Pull every line with "data" from the material.
------
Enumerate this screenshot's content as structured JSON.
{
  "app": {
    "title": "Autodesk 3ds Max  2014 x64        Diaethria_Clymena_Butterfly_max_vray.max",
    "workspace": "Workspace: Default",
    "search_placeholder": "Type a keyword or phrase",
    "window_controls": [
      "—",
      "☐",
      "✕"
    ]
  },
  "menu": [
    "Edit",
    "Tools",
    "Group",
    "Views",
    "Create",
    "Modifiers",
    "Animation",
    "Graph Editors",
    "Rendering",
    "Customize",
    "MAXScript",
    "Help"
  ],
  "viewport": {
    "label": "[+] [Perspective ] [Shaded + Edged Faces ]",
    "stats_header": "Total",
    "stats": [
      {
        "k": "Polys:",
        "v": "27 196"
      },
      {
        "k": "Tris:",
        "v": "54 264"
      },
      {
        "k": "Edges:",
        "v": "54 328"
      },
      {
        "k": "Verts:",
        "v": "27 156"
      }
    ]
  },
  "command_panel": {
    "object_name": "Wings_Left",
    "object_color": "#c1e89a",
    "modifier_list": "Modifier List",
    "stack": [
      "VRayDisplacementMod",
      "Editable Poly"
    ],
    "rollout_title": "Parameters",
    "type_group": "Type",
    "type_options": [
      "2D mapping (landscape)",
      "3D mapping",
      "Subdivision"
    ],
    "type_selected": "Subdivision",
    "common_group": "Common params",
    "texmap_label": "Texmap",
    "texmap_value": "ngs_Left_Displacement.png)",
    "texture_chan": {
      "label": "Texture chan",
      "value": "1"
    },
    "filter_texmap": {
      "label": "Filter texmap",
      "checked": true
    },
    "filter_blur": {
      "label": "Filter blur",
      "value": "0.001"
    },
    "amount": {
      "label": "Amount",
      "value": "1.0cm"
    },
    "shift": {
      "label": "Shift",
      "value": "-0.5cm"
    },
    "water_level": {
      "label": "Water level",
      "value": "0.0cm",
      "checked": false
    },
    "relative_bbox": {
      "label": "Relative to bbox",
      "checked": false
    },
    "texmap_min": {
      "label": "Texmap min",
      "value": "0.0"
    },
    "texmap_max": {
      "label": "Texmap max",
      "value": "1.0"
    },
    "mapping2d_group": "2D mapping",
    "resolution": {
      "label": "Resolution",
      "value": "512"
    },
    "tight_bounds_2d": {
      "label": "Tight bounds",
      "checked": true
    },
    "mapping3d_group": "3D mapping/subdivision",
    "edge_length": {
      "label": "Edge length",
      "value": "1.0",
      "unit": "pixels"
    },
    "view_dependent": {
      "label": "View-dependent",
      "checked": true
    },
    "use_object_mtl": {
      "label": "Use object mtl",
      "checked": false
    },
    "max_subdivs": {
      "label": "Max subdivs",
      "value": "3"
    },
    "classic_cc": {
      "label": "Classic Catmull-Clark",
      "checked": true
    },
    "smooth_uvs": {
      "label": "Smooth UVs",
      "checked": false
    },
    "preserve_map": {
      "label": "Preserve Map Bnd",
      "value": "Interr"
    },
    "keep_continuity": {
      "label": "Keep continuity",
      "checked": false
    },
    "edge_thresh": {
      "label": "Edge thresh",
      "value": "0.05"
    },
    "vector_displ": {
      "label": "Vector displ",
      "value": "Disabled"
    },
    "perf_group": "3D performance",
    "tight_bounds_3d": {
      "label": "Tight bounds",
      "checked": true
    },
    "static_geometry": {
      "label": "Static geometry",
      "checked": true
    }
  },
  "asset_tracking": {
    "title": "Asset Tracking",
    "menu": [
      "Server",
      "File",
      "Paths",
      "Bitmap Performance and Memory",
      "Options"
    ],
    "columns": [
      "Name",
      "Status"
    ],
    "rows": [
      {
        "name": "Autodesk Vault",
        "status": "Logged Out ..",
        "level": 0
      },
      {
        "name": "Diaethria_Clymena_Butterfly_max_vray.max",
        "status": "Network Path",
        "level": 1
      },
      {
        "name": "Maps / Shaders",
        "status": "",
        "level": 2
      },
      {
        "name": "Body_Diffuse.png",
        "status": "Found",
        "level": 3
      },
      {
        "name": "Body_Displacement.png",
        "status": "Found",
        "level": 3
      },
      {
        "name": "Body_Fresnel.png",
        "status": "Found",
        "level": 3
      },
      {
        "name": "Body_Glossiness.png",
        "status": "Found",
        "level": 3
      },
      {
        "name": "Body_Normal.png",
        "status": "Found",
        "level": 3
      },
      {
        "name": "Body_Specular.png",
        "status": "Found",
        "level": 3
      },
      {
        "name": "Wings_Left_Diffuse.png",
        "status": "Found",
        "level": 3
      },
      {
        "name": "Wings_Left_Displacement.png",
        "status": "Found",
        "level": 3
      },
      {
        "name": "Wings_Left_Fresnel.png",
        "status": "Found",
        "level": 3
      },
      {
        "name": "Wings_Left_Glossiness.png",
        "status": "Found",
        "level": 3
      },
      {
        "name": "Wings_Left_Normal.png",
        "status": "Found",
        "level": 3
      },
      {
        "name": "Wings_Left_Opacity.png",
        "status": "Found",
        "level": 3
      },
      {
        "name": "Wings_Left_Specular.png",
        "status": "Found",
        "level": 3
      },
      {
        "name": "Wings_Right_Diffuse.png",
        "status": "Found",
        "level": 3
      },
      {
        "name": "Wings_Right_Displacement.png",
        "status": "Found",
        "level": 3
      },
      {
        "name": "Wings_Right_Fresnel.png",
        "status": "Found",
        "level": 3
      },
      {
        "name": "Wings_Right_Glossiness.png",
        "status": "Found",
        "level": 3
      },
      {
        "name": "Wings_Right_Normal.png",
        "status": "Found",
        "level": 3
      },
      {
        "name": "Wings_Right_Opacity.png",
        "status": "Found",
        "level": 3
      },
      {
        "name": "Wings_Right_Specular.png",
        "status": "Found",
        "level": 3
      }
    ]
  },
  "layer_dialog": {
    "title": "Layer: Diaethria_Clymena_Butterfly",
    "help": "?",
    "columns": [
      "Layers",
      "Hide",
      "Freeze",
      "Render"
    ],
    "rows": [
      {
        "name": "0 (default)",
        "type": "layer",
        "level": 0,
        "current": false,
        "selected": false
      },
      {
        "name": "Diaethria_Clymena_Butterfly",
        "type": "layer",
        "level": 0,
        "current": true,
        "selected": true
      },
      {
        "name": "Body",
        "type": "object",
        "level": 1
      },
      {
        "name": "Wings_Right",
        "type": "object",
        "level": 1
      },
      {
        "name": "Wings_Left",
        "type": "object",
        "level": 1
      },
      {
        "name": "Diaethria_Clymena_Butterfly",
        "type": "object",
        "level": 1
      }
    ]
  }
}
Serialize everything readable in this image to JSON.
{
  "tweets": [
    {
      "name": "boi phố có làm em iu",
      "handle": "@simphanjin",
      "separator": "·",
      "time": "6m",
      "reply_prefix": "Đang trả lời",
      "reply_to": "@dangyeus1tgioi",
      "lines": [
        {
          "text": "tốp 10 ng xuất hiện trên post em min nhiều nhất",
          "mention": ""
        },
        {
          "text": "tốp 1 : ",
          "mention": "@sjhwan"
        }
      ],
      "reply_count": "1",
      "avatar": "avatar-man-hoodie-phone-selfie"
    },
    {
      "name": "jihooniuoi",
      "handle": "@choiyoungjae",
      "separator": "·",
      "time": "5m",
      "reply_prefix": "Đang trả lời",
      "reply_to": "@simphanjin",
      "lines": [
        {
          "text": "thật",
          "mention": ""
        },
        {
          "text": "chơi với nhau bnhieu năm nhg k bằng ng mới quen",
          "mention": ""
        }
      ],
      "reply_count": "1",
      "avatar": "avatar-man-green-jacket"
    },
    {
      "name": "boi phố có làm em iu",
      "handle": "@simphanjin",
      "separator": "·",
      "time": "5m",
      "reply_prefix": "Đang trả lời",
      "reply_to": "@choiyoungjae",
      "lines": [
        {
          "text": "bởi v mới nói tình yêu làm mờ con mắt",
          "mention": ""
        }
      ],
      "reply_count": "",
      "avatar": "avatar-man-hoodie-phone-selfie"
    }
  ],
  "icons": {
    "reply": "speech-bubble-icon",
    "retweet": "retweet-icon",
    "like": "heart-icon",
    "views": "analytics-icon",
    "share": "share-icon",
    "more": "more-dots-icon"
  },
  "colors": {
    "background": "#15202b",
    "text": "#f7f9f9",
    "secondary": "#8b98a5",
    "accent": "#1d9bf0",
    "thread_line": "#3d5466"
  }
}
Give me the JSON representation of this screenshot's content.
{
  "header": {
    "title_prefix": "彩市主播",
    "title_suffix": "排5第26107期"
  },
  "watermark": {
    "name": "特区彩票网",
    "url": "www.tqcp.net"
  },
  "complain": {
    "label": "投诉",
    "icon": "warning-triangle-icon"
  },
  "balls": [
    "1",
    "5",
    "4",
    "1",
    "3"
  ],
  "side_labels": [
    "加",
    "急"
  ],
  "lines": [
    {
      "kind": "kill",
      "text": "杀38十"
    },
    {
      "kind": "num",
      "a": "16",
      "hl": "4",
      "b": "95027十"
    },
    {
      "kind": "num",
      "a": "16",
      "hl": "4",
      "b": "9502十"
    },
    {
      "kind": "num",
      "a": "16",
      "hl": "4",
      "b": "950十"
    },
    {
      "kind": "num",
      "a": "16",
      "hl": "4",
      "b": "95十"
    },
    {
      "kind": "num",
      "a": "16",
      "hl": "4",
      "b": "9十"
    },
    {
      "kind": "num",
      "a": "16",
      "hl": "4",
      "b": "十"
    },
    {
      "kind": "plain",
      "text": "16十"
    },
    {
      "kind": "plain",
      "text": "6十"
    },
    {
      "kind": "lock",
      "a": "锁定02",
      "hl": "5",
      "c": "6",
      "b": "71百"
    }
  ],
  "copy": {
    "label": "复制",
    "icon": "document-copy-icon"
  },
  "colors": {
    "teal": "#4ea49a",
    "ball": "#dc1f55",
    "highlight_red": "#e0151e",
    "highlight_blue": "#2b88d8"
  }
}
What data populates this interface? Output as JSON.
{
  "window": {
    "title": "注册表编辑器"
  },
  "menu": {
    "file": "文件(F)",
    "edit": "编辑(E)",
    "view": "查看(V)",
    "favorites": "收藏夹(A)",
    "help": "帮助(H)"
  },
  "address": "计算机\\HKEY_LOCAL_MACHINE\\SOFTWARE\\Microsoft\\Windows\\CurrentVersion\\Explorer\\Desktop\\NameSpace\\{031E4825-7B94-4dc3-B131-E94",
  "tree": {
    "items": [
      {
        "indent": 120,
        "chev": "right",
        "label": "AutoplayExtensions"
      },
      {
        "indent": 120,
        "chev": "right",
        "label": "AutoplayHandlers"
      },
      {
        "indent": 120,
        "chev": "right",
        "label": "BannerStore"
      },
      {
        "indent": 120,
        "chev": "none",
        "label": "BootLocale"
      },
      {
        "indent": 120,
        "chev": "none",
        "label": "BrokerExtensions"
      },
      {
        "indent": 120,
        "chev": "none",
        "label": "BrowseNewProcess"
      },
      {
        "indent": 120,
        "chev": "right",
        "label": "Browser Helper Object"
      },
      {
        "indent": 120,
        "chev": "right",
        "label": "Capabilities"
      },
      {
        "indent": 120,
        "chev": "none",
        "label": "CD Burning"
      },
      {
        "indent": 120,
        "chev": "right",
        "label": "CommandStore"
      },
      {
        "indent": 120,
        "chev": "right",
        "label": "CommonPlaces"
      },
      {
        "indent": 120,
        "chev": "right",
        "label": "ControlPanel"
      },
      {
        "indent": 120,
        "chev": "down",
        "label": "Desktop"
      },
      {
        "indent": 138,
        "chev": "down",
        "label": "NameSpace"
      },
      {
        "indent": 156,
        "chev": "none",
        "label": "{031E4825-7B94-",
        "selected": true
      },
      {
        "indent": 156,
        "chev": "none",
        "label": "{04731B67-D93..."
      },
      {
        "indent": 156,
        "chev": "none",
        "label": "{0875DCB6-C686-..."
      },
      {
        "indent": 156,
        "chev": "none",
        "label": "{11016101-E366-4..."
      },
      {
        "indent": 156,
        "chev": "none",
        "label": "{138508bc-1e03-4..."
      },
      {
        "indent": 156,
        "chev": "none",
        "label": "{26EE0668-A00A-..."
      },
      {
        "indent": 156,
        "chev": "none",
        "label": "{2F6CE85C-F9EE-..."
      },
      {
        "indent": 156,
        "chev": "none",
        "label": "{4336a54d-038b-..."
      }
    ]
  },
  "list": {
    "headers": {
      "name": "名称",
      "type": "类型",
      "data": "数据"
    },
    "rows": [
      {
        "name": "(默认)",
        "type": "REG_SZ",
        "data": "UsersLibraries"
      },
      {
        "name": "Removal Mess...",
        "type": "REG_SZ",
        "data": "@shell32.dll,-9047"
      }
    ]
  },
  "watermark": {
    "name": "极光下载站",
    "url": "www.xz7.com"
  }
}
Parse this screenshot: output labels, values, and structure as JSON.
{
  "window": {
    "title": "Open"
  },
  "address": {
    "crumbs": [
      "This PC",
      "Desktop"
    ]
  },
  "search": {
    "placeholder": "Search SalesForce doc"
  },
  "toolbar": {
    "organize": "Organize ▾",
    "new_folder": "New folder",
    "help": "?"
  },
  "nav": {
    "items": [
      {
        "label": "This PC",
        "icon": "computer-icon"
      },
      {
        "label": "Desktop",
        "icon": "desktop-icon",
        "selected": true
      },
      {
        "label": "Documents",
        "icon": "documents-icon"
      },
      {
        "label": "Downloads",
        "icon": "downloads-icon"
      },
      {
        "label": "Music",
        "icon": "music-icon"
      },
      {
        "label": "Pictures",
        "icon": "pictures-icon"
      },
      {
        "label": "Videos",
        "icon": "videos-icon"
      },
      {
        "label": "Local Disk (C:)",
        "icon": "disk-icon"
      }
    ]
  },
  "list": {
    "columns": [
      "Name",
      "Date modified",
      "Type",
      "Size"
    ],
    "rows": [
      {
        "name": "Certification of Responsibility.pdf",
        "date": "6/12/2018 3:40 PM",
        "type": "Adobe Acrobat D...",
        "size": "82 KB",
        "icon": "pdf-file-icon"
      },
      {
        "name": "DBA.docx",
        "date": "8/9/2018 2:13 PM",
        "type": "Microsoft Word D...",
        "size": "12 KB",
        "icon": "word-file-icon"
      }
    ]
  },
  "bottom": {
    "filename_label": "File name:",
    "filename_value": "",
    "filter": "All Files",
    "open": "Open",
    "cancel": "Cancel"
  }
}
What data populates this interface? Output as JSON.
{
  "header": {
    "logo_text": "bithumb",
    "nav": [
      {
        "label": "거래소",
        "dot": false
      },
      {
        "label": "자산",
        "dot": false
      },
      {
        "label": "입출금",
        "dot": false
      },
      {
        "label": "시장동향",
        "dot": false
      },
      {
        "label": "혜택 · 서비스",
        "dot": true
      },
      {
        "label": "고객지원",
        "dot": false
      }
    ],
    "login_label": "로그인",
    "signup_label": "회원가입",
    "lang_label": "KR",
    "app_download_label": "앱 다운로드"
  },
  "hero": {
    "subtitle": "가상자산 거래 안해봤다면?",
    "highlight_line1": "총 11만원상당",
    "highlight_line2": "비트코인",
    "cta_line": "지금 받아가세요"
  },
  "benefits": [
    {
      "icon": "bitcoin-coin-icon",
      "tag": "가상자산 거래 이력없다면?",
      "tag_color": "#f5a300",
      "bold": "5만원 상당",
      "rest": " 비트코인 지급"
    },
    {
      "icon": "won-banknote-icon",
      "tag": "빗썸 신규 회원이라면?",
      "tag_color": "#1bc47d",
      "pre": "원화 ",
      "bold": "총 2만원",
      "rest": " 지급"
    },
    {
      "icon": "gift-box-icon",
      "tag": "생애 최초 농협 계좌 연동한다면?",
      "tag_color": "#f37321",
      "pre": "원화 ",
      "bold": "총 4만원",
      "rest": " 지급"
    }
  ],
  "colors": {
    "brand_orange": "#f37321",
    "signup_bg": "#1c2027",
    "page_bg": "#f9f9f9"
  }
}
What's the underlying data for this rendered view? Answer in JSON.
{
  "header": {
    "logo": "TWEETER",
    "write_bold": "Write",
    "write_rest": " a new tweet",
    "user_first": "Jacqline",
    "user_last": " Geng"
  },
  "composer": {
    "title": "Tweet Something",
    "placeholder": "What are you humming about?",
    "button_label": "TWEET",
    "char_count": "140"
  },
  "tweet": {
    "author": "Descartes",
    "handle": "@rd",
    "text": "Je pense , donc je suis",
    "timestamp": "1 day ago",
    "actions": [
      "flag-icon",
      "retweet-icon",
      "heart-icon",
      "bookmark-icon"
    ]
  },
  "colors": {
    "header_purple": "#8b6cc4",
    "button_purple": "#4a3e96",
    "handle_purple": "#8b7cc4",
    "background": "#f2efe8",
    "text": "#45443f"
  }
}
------
Your response
What data populates this interface? Output as JSON.
      "data": "数据"
        "data": "UsersLibraries"
        "data": "@shell32.dll,-9047"
What data populates this interface? Output as JSON.
What's the underlying data for this rendered view? Answer in JSON.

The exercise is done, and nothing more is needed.